To exchange contracts, it will be necessary for you to pay a deposit. Under the terms of the agreement the deposit is 10% of the purchase price although a lower deposit can often be negotiated, particularly where a purchaser is obtaining a high percentage mortgage and is only actually putting a small amount of his/her own cash into the transaction. However, 10% will still be payable should you default on completion and therefore be in breach of the terms of the contract.
If you have a related sale transaction, we will normally try to utilise the deposit received from your own purchaser to cover or at any rate help towards the deposit you have to pay on the property you are buying.
Exchange of contracts
Prior to exchange of contracts, we will have reported to you on the terms of the contract, any relevant rights and covenants and the results of our searches and enquiries. We will also have obtained your signature to the contract and we will have obtained the deposit from you. The actual exchange process is effected between ourselves and your seller’s solicitor and you are not involved in this, save that we will of course have taken your instructions as to the completion date which is to be set.
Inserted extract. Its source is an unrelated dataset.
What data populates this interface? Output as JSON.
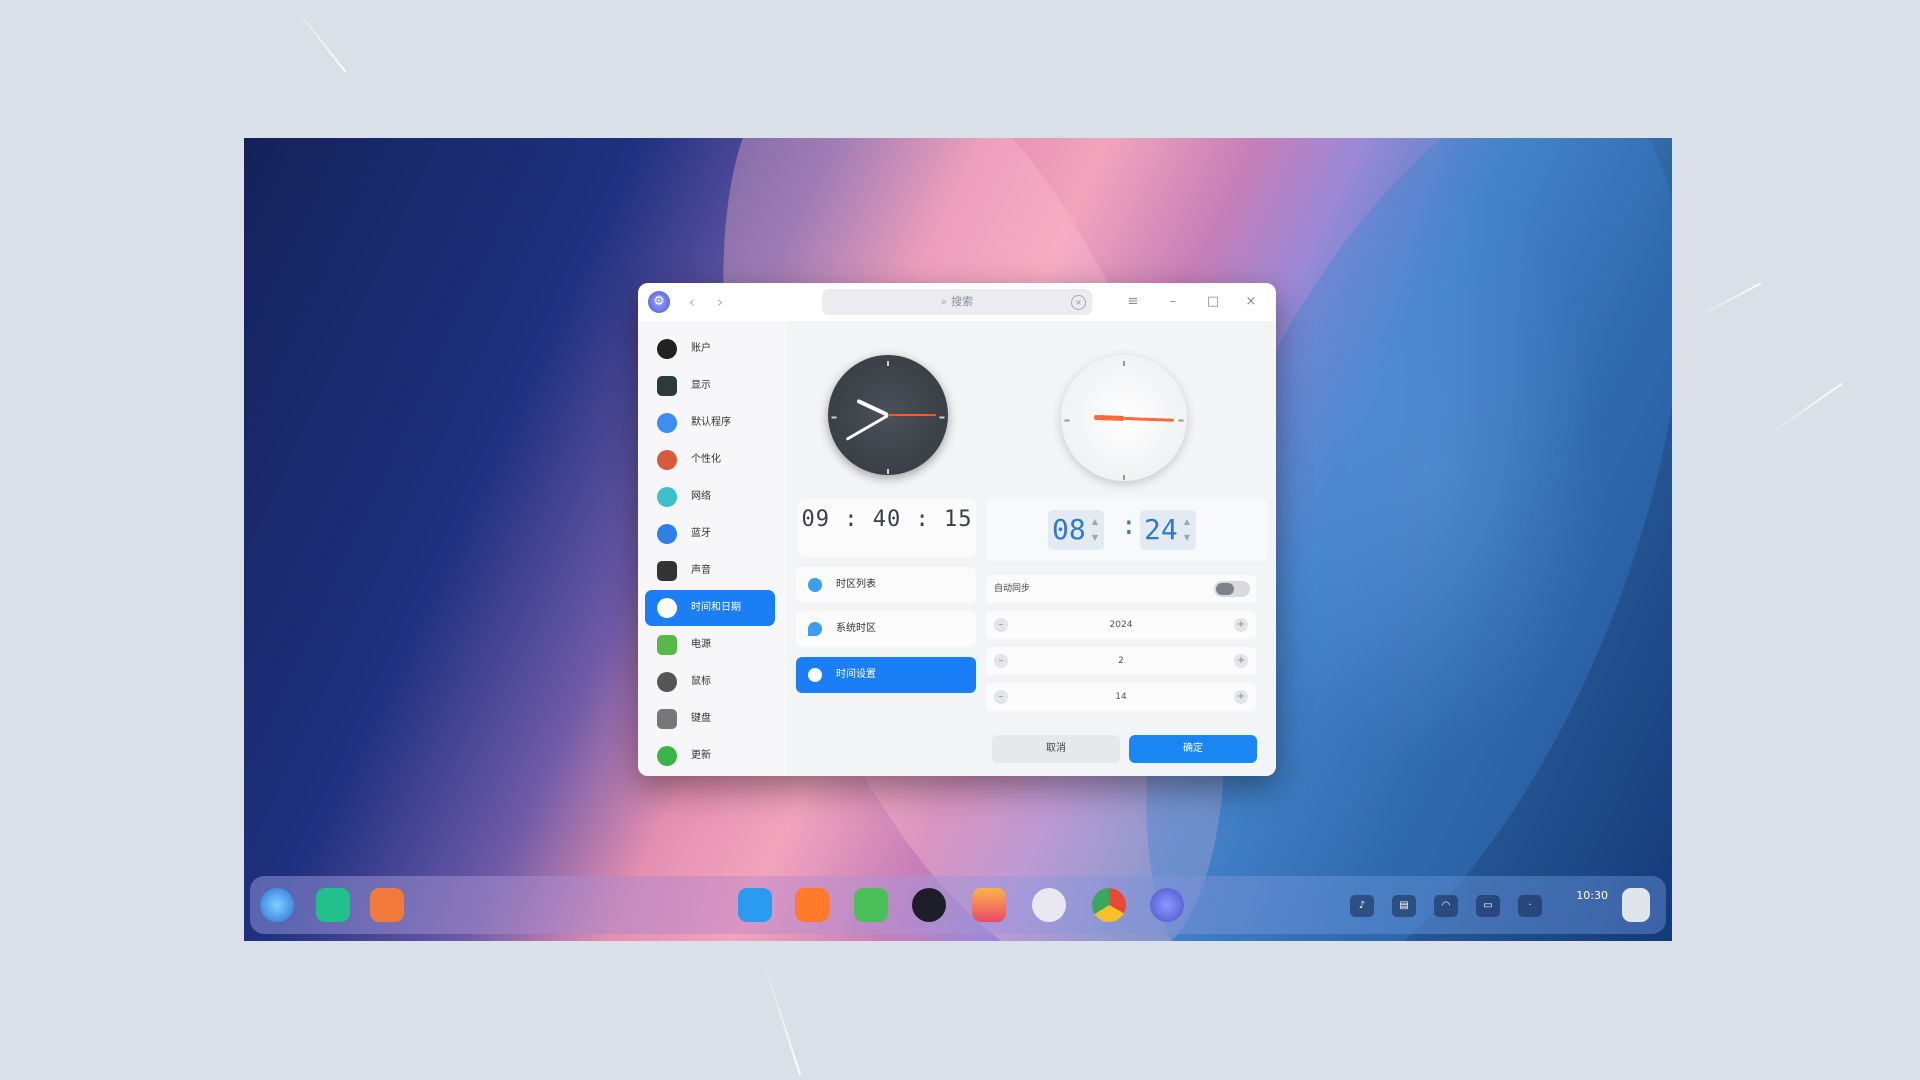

Between exchange of contracts and completion
There is further legal work to do at this stage. We need to carry out final searches and, if necessary, send our report to your lender to ensure that mortgage monies are sent to us in good time for completion. Prior to completion, we will send you a statement indicating the balance of purchase monies which we need to collect from you together with the transfer document for signature. This is the document used to pass ownership of the property to you.
As with exchange of contracts, the actual formalities take place between the solicitors. All you will have to do is move into the property.
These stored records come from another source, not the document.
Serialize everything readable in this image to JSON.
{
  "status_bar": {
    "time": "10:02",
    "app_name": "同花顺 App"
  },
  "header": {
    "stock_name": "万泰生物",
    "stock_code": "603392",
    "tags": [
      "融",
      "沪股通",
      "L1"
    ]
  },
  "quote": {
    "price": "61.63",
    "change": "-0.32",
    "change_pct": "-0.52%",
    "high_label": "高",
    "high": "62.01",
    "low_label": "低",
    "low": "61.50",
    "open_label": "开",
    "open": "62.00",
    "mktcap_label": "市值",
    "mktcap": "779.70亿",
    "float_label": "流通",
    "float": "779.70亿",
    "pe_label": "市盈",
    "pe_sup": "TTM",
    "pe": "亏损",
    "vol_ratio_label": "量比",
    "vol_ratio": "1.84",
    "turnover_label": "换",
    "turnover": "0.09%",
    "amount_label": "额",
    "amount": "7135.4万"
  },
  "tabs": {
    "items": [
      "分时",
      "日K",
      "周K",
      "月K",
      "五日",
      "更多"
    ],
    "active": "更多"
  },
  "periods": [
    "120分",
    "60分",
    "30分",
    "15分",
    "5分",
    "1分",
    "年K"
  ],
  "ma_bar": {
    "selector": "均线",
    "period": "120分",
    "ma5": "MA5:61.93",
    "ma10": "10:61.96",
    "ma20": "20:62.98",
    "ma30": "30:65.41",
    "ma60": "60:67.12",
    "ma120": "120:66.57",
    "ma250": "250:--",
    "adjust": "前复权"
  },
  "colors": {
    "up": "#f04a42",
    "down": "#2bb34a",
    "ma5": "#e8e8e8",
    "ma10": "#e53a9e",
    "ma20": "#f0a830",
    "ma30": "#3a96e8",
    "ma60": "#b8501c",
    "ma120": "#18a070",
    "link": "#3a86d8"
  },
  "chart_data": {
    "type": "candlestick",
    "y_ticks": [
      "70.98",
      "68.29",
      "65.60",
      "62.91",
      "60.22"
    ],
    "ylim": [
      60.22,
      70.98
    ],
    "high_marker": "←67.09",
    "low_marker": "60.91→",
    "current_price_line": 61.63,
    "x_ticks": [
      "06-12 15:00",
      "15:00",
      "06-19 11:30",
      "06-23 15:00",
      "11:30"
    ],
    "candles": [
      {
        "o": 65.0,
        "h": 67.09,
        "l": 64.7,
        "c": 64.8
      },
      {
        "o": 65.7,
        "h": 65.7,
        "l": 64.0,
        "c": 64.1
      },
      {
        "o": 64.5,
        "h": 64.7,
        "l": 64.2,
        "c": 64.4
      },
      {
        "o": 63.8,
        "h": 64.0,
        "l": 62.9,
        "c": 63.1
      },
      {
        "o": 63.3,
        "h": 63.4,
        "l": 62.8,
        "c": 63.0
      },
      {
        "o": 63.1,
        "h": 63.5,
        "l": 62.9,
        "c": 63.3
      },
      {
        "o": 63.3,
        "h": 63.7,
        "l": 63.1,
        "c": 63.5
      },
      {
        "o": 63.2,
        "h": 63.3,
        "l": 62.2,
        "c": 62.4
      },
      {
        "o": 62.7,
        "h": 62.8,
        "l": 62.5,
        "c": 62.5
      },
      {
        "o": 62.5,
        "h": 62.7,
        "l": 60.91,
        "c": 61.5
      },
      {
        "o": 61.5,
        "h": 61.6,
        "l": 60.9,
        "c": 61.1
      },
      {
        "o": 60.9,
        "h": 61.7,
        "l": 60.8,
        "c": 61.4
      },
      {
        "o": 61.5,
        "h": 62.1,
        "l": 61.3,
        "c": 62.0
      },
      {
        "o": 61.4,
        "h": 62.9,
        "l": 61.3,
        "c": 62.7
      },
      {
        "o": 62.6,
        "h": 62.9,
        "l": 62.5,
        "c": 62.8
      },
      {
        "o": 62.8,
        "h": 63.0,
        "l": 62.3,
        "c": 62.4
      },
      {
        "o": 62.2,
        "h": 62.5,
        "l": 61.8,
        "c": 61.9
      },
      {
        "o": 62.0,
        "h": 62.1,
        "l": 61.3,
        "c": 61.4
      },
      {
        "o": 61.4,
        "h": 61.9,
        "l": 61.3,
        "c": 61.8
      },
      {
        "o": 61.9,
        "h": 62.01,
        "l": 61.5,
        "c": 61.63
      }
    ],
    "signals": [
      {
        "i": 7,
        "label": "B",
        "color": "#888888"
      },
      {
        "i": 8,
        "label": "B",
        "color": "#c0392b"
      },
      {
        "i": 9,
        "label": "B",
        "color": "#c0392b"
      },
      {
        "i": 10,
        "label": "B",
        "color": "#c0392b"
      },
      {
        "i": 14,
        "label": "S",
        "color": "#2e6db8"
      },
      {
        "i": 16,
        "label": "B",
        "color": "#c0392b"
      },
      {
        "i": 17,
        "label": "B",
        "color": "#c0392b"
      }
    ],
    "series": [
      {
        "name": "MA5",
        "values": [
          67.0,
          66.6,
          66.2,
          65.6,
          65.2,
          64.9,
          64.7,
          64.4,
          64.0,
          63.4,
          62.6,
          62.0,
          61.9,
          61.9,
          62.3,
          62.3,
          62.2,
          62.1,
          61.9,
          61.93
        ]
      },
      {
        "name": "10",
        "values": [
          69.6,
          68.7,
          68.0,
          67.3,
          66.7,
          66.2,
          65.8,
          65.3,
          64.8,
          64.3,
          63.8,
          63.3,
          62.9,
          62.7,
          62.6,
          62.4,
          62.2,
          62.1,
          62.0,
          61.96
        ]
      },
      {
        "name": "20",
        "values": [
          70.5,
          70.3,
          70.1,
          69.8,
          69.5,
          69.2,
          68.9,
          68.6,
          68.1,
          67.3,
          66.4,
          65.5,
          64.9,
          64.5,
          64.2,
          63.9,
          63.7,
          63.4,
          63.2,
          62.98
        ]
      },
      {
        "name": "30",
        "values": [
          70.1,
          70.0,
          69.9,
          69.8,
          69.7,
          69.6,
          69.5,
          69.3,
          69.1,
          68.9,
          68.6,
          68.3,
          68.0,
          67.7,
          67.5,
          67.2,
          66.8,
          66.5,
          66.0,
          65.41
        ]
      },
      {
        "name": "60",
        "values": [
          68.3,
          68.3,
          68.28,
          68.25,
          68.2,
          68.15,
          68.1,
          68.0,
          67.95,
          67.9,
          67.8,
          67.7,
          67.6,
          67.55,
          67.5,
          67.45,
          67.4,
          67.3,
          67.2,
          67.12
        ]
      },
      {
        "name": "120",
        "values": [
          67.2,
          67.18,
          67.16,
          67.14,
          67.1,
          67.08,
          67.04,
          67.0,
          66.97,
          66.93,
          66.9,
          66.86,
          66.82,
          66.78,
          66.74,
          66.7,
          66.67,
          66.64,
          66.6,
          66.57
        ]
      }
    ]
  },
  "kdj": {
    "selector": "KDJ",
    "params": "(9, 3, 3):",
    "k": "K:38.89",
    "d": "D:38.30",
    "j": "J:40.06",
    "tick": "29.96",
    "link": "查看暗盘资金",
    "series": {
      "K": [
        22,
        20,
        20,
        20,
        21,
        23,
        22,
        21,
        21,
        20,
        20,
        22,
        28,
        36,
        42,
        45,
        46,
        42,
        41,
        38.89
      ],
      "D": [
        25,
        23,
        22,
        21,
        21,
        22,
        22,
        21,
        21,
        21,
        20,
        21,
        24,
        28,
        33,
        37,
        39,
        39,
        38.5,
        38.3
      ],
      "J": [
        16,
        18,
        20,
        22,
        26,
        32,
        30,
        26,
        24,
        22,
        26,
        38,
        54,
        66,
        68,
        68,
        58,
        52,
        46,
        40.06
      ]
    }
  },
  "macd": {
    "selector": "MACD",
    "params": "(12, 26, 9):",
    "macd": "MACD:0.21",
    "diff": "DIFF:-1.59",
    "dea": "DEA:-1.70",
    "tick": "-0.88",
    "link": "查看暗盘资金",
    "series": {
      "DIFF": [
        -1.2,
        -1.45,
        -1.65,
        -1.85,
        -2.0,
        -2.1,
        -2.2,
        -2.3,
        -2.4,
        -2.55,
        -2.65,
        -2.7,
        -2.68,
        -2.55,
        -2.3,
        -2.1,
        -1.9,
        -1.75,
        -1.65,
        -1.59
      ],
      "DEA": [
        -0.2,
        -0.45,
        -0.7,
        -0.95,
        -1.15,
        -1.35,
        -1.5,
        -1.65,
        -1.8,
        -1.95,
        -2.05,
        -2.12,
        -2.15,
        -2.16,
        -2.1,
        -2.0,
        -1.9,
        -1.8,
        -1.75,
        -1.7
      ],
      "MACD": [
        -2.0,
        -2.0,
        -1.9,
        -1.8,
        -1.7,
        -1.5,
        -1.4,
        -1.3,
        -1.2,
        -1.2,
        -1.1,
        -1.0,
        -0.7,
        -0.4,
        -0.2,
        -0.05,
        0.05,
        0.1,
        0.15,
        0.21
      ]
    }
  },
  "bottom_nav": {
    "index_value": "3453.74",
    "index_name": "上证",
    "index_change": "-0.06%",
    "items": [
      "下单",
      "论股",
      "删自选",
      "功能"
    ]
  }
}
There are various further jobs for us to do including ensuring that any Stamp Duty Land Tax is paid and registering your title to the property. After the registration has completed, we will either forward the title deeds to you, your lender or we can hold them here on your behalf for safe custody.
At Moore Barlow, our expert lawyers are an accredited member of the Law Society’s Conveyancing Quality Scheme which recognises exceptional service within conveyancing. Our conveyancing solicitors will work with you to ensure the process is as stress free as possible. Contact us today.
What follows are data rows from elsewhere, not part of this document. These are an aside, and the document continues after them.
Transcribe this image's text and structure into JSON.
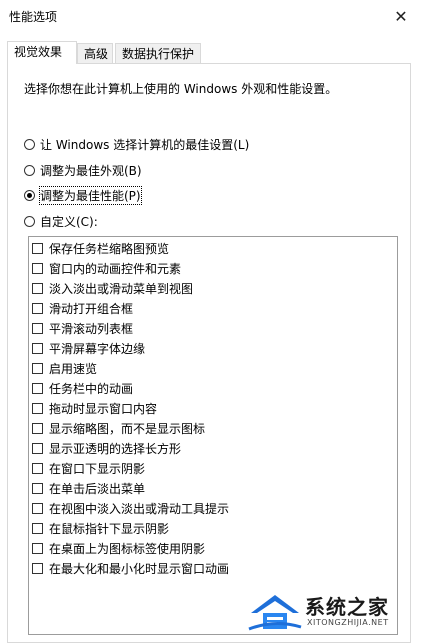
{
  "window": {
    "title": "性能选项",
    "close_glyph": "✕"
  },
  "tabs": [
    {
      "label": "视觉效果",
      "active": true
    },
    {
      "label": "高级",
      "active": false
    },
    {
      "label": "数据执行保护",
      "active": false
    }
  ],
  "visual_effects": {
    "description": "选择你想在此计算机上使用的 Windows 外观和性能设置。",
    "options": [
      {
        "label": "让 Windows 选择计算机的最佳设置(L)",
        "checked": false
      },
      {
        "label": "调整为最佳外观(B)",
        "checked": false
      },
      {
        "label": "调整为最佳性能(P)",
        "checked": true
      },
      {
        "label": "自定义(C):",
        "checked": false
      }
    ],
    "effects": [
      {
        "label": "保存任务栏缩略图预览",
        "checked": false
      },
      {
        "label": "窗口内的动画控件和元素",
        "checked": false
      },
      {
        "label": "淡入淡出或滑动菜单到视图",
        "checked": false
      },
      {
        "label": "滑动打开组合框",
        "checked": false
      },
      {
        "label": "平滑滚动列表框",
        "checked": false
      },
      {
        "label": "平滑屏幕字体边缘",
        "checked": false
      },
      {
        "label": "启用速览",
        "checked": false
      },
      {
        "label": "任务栏中的动画",
        "checked": false
      },
      {
        "label": "拖动时显示窗口内容",
        "checked": false
      },
      {
        "label": "显示缩略图，而不是显示图标",
        "checked": false
      },
      {
        "label": "显示亚透明的选择长方形",
        "checked": false
      },
      {
        "label": "在窗口下显示阴影",
        "checked": false
      },
      {
        "label": "在单击后淡出菜单",
        "checked": false
      },
      {
        "label": "在视图中淡入淡出或滑动工具提示",
        "checked": false
      },
      {
        "label": "在鼠标指针下显示阴影",
        "checked": false
      },
      {
        "label": "在桌面上为图标标签使用阴影",
        "checked": false
      },
      {
        "label": "在最大化和最小化时显示窗口动画",
        "checked": false
      }
    ]
  },
  "watermark": {
    "text": "系统之家",
    "url": "XITONGZHIJIA.NET"
  },
  "colors": {
    "accent_blue": "#1e6fd9",
    "border": "#d9d9d9"
  }
}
Lasting Power of Attorney (LPA)
An LPA document gives you the opportunity to appoint a trusted relative(s), friend or professional person(s) to manage your financial affairs in the future should that ever be necessary. It is a safeguard should you ever lose mental or physical capacity and become unable to manage your own affairs.
It is extremely important as homeowners that you have Wills drawn up to specify how you would like your assets to be distributed in the event of your death. You may, of course, already have a Will and therefore we recommend it is reviewed in light of your move.
Making a Will and reviewing it regularly is the only way you can guarantee that your estate will go to those people or organisation you choose.
Declaration of Trust
If you are buying a property jointly or if more than one person has contributed to the purchase price it is very important to think about a Declaration of Trust. A Declaration of Trust would set out exactly how the property is owned and can make provision for money to be repaid to an investor, even if they are not registered on the title as one of the owners.
These documents are very important in the event of a relationship breakdown or a party’s death. By setting out in the Declaration of Trust what the parties wish to happen, you can ensure that each person can get back out of the proceeds of sale what they have put in and/or any profit made on the sale of property can be divided into the percentages that the parties wish.
You can also set out who should be responsible for paying the mortgage and other outgoings on the property and in what shares.